January 2010


Using Unions as Weapons

The figures in Veronique de Rugy's chart ("Using Unions as Weapons," October) suggest that investors are much better off with UPS's 62 percent union work force than with FedEx, where a "small percentage" of workers (pilots) are union members.

The UPS return on sales was 7 percent, more than double the 2.9 percent at FedEx. This despite the fact that UPS, with 35 percent larger revenues, bears 3.7 times the compensation costs of FedEx. On average UPS pays its workers $74,400, versus $29,300 at FedEx.

Economic theory holds that higher wages can be used to attract and retain more productive workers. Economic theory also holds that bearing these higher labor costs would encourage more efficient and effective use of capital by UPS.

De Rugy's column sent me to the disclosure statements of both companies, which reveal that while UPS's shareowner equity is a scant 8 percent greater than FedEx, profits are more than 2.2 times as large. Last year UPS earned 23.2 percent on its equity, according to finance.yahoo.com, more than five times the 4.6 percent return at FedEx. UPS also has an operating margin double that of FedEx.

One-year comparisons can be misleading, but the data reason presented indicate that paying higher wages can help maximize profits.

David Cay Johnston
Rochester, NY

Inflation Returns!

In the "Inflation Returns!" forum (October), one possibility was conspicuously missing: that a powerful deflation is inevitable and has already begun. This minority opinion deserves a spot in the debate, if only for the reason that conventional economists never foresaw the asset collapse of 2008. We have already seen the havoc that attended just one wave of deflation: Debt values imploded, and financial markets—from stocks to commodities to property—were revalued dramatically downward. Trends never go in a straight line, so the current partial recovery is par for the course. But bank credit has begun contracting again, indicating that the next wave of deflation is imminent.

As for the Fed, it cannot monetize the entire overhanging supply of bad debt without self-destructing, which it is unwilling to do. The Fed has talked the federal government into guaranteeing some debts, but even that option will soon face limits due to political opposition. When markets turn back down and bank failures accelerate, the Fed's widely presumed ability to inflate the money-plus-credit supply at whim will be revealed as a chimera.

Robert Prechter
Gainesville, GA

Payday of Reckoning

Katherine Mangu-Ward's article on payday loans, "Payday of Reckoning," (October) states that Jews are associated with moneylending because Jewish law allows interest to be charged to non-Jews.

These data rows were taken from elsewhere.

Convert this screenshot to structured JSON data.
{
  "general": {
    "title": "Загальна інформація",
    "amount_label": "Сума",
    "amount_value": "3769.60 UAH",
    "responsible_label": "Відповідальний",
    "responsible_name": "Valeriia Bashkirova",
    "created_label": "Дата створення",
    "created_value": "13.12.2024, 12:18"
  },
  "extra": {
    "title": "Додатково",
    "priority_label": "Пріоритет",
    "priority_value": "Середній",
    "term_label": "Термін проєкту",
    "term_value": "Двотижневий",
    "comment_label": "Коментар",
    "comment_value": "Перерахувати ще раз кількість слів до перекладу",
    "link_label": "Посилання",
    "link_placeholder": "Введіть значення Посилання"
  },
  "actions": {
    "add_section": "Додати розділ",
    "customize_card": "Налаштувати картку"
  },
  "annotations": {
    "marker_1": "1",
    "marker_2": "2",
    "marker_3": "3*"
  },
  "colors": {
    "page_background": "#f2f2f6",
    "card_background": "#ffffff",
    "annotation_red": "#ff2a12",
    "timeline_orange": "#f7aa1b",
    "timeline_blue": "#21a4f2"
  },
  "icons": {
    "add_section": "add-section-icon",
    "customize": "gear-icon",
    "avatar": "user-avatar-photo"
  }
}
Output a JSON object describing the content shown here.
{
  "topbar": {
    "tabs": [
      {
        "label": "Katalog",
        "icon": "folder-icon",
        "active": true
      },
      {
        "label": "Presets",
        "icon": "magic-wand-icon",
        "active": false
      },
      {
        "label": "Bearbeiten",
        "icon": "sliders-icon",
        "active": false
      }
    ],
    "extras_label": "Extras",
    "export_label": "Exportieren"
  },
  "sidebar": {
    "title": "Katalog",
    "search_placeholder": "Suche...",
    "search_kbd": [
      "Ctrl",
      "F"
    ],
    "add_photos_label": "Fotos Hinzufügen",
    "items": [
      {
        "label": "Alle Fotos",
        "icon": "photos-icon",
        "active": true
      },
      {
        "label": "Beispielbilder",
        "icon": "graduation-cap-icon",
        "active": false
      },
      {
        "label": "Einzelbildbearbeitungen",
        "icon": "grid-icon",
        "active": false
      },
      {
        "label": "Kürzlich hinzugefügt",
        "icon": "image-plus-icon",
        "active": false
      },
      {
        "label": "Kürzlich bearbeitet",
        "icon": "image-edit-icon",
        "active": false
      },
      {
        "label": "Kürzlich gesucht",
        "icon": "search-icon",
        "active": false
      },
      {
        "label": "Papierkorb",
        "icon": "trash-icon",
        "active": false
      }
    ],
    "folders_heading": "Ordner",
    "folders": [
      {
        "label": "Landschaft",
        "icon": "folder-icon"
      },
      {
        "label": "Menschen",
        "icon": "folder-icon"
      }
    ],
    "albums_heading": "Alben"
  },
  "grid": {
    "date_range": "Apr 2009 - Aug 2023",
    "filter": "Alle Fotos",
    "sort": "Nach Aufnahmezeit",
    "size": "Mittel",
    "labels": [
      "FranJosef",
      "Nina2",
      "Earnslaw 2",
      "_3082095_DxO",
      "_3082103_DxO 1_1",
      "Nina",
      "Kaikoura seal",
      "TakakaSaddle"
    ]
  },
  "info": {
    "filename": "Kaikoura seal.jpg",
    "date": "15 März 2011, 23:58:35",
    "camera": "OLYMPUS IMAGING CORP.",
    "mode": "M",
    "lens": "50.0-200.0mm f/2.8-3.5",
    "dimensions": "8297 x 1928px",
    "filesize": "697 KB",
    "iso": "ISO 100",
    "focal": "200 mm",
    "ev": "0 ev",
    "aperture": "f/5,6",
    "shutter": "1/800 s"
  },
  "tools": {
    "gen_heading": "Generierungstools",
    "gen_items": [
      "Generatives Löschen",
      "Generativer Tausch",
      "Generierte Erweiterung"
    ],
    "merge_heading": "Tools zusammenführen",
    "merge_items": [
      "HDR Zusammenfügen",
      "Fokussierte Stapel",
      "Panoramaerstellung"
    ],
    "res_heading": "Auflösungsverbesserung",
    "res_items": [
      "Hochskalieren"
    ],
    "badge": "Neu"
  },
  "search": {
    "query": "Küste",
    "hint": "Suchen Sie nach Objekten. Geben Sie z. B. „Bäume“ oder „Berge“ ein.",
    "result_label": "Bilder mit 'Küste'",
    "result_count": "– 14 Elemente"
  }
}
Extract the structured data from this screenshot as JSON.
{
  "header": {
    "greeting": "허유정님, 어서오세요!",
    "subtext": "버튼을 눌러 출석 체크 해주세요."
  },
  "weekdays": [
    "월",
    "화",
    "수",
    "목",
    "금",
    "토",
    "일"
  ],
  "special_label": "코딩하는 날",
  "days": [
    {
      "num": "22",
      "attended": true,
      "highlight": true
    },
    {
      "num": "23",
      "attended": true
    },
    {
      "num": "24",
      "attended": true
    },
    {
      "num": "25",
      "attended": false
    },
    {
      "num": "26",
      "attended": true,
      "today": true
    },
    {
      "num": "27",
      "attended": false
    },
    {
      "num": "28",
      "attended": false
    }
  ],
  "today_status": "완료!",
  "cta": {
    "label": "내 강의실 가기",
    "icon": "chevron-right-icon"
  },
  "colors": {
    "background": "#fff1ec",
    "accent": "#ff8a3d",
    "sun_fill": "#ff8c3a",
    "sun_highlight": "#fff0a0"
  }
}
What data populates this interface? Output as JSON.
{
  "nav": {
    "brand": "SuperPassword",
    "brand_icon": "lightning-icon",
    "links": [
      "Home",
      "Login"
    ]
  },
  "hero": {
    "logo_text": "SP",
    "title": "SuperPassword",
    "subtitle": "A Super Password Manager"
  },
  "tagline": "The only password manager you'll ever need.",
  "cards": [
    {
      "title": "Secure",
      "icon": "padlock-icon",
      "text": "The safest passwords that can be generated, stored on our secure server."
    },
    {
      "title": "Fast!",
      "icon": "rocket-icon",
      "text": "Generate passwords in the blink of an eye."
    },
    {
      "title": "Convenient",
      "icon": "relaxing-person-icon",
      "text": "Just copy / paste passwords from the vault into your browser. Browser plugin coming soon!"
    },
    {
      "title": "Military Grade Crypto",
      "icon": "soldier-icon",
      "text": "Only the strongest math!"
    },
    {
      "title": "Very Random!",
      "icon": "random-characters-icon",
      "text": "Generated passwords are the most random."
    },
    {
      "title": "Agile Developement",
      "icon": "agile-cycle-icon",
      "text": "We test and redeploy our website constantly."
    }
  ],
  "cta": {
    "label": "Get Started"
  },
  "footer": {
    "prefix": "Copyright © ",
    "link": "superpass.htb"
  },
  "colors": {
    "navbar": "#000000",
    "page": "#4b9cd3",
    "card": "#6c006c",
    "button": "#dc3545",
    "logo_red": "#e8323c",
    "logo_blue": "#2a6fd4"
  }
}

While the reference to Jewish law (Deuteronomy 23:20) is correct, it should be noted that throughout the Middle Ages, the business of moneylending was one of the few not prohibited to Jews by most European countries.

David Altschul
Berkeley, CA

The Debtorship Society

In "The Debtorship Society" (October), Tim Cavanaugh reports that "owner's equity as a percentage of household real estate dropped" and argues that a "portion of this decline can be attributed to the steep drop in house prices." This does not seem reasonable.

For example, assume that someone bought a $200,000 house a decade or more ago with a 20 percent down payment ($40,000). After some years of payments let us assume the owner's current equity is now $45,000, but the market value of the house has dropped to $166,000. Hence, the owner actually owns 27 percent of the market value of the house rather than 22.5 percent of the original price. Thus one would expect that a decrease in market price would increase the owner's percentage equity ownership.

Frank Ditto
Charles Town, WV

Tim Cavanaugh responds: The amount of mortgage principal that you have retired is not your equity. Your equity is the value of the house minus the principal on the mortgage.

In the example, the person has retired $45,000 of a $200,000 debt. That leaves $155,000 of principal. So if the house currently appraises at $200,000, the equity stake is $200,000 minus $155,000: $45,000. That's a 22.5 percent stake, as Ditto notes. But if the house appraises at only $166,000, the equity stake is $166,000 minus $155,000: $11,000. That's a little less than 7 percent.

As the house value shrinks, your equity stake shrinks as well, but your mortgage is constant. So in a declining market your equity percentage will decline.